“Mildred Pierce” (1945)
By 1945, Joan Crawford had been a star for twenty years, but wasn’t exactly at the peak of her career: she’d been labeled as box office poison in 1937, and was bought out of her contract by MGM for $100,000. She went across town to Warner Bros in 1943, wanting to star in a movie version of “Ethan Frome,” but when that film didn’t happen, she stepped in for nemesis Bette Davis on an adaptation of James M. Cain‘s “Mildred Pierce,” despite the initial objections of Curtiz, who had to be convinced by a screen test. But the gamble paid off in a big way in the film that sees Crawford play a self-made woman, the owner of a chain of restaurants, tormented by her horrible little shit of a social-climbing daughter. It proved to be a major hit, and Crawford won a Best Actress Academy Award, putting her right back on top again. And even in light of Todd Haynes‘ five-hour HBO miniseries last year, an excellent, religiously faithful take on the same material that dumps the noirish murder subplot, Curtiz’s film holds up today in a big way. The director’s expressionistic experiments in light and shadow reach their apex here, with a flashback structure that feels like a knowing nod at “Citizen Kane,” and as ever, the cast is immaculate, and the pacing moves along at a neat clip. But ultimately, it’s Crawford’s show, and she’s phenomenal in the film. Her hunger to get back on top is almost palpable, but there’s little ego to the performance, with a maternal love that had rarely been seen from the actress before, and a true heartbreak when she sees how little gratitude her little monster Veda (Ann Blyth) has for her.

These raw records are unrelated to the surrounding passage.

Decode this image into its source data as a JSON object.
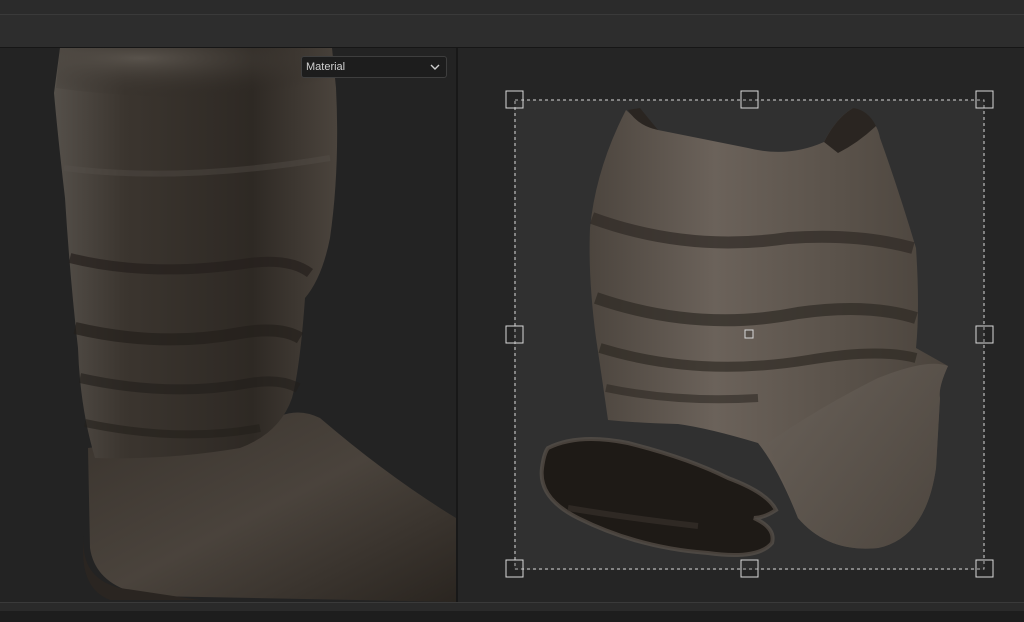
{
  "material_dropdown": {
    "selected": "Material",
    "icon": "chevron-down-icon"
  },
  "colors": {
    "panel_bg": "#232323",
    "uv_bg": "#252525",
    "uv_tile": "#303030",
    "leather_dark": "#2c2622",
    "leather_mid": "#4a413a",
    "leather_light": "#6e655c",
    "axis_x": "#7d6bd8",
    "axis_y": "#73b84a",
    "selection": "#d9d9d9"
  },
  "icons": {
    "axis_gizmo": "axis-gizmo-icon"
  }
}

As superb as Kate Winslet was in Haynes’ version, it’s always going to be Crawford that’s associated with the role.
Honorable Mentions: Most of his pictures with Flynn, including the aforementioned “Captain Blood,” “Charge of the Light Brigade,” “Dodge City,” “The Private Lives of Elizabeth and Essex” and “Sante Fe Trail,” are worth checking out, while his Oscar nominated work on musical “Four Daughters” is pleasant entertainment (as are “White Christmas” and “Yankee Doodle Dandy,” the latter of which has dated a little, but features a brilliant performance from James Cagney). He also virtually invented the sitcom, in big-screen form, with William Powell in “Life With Father” and helmed one of Elvis Presley‘s best films, “King Creole.”